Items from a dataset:
-- Opening Marker --

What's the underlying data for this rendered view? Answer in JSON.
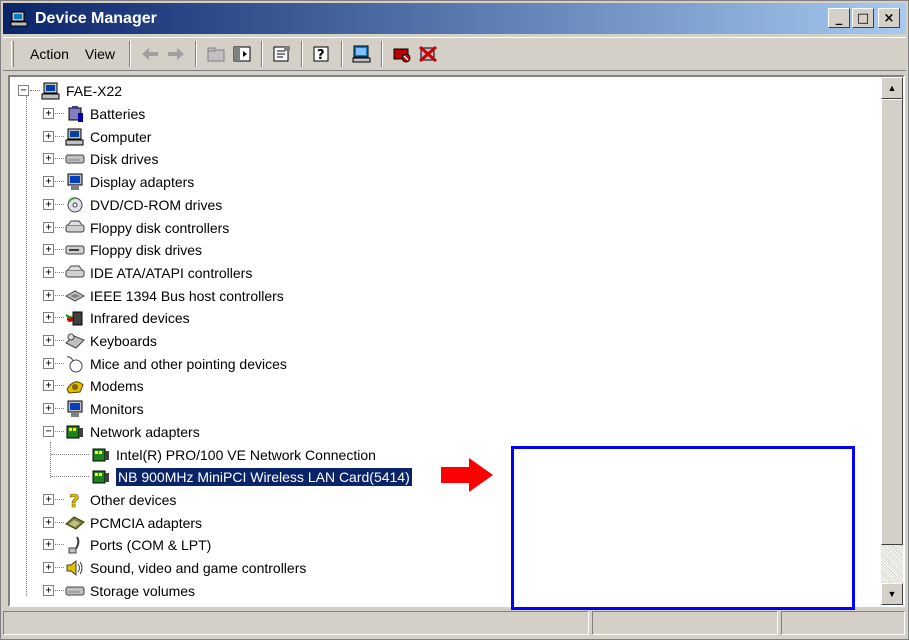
{
  "window": {
    "title": "Device Manager",
    "controls": {
      "minimize": "_",
      "maximize": "□",
      "close": "×"
    }
  },
  "menu": {
    "action": "Action",
    "view": "View"
  },
  "tree": {
    "root": "FAE-X22",
    "categories": [
      {
        "label": "Batteries",
        "icon": "battery-icon"
      },
      {
        "label": "Computer",
        "icon": "computer-icon"
      },
      {
        "label": "Disk drives",
        "icon": "disk-drive-icon"
      },
      {
        "label": "Display adapters",
        "icon": "display-adapter-icon"
      },
      {
        "label": "DVD/CD-ROM drives",
        "icon": "cdrom-icon"
      },
      {
        "label": "Floppy disk controllers",
        "icon": "controller-icon"
      },
      {
        "label": "Floppy disk drives",
        "icon": "floppy-drive-icon"
      },
      {
        "label": "IDE ATA/ATAPI controllers",
        "icon": "ide-controller-icon"
      },
      {
        "label": "IEEE 1394 Bus host controllers",
        "icon": "ieee1394-icon"
      },
      {
        "label": "Infrared devices",
        "icon": "infrared-icon"
      },
      {
        "label": "Keyboards",
        "icon": "keyboard-icon"
      },
      {
        "label": "Mice and other pointing devices",
        "icon": "mouse-icon"
      },
      {
        "label": "Modems",
        "icon": "modem-icon"
      },
      {
        "label": "Monitors",
        "icon": "monitor-icon"
      },
      {
        "label": "Network adapters",
        "icon": "network-adapter-icon",
        "expanded": true
      }
    ],
    "network_children": [
      {
        "label": "Intel(R) PRO/100 VE Network Connection"
      },
      {
        "label": "NB 900MHz MiniPCI Wireless LAN Card(5414)",
        "selected": true
      }
    ],
    "categories_after": [
      {
        "label": "Other devices",
        "icon": "question-icon"
      },
      {
        "label": "PCMCIA adapters",
        "icon": "pcmcia-icon"
      },
      {
        "label": "Ports (COM & LPT)",
        "icon": "port-icon"
      },
      {
        "label": "Sound, video and game controllers",
        "icon": "sound-icon"
      },
      {
        "label": "Storage volumes",
        "icon": "storage-volume-icon"
      }
    ]
  },
  "colors": {
    "selection": "#0a246a",
    "annotation_arrow": "#ff0000",
    "annotation_box": "#0000ff"
  }
}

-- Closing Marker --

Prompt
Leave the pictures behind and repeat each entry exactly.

Answer for the task
What's the underlying data for this rendered view? Answer in JSON.
{
  "window": {
    "title": "Device Manager",
    "controls": {
      "minimize": "_",
      "maximize": "□",
      "close": "×"
    }
  },
  "menu": {
    "action": "Action",
    "view": "View"
  },
  "tree": {
    "root": "FAE-X22",
    "categories": [
      {
        "label": "Batteries",
        "icon": "battery-icon"
      },
      {
        "label": "Computer",
        "icon": "computer-icon"
      },
      {
        "label": "Disk drives",
        "icon": "disk-drive-icon"
      },
      {
        "label": "Display adapters",
        "icon": "display-adapter-icon"
      },
      {
        "label": "DVD/CD-ROM drives",
        "icon": "cdrom-icon"
      },
      {
        "label": "Floppy disk controllers",
        "icon": "controller-icon"
      },
      {
        "label": "Floppy disk drives",
        "icon": "floppy-drive-icon"
      },
      {
        "label": "IDE ATA/ATAPI controllers",
        "icon": "ide-controller-icon"
      },
      {
        "label": "IEEE 1394 Bus host controllers",
        "icon": "ieee1394-icon"
      },
      {
        "label": "Infrared devices",
        "icon": "infrared-icon"
      },
      {
        "label": "Keyboards",
        "icon": "keyboard-icon"
      },
      {
        "label": "Mice and other pointing devices",
        "icon": "mouse-icon"
      },
      {
        "label": "Modems",
        "icon": "modem-icon"
      },
      {
        "label": "Monitors",
        "icon": "monitor-icon"
      },
      {
        "label": "Network adapters",
        "icon": "network-adapter-icon",
        "expanded": true
      }
    ],
    "network_children": [
      {
        "label": "Intel(R) PRO/100 VE Network Connection"
      },
      {
        "label": "NB 900MHz MiniPCI Wireless LAN Card(5414)",
        "selected": true
      }
    ],
    "categories_after": [
      {
        "label": "Other devices",
        "icon": "question-icon"
      },
      {
        "label": "PCMCIA adapters",
        "icon": "pcmcia-icon"
      },
      {
        "label": "Ports (COM & LPT)",
        "icon": "port-icon"
      },
      {
        "label": "Sound, video and game controllers",
        "icon": "sound-icon"
      },
      {
        "label": "Storage volumes",
        "icon": "storage-volume-icon"
      }
    ]
  },
  "colors": {
    "selection": "#0a246a",
    "annotation_arrow": "#ff0000",
    "annotation_box": "#0000ff"
  }
}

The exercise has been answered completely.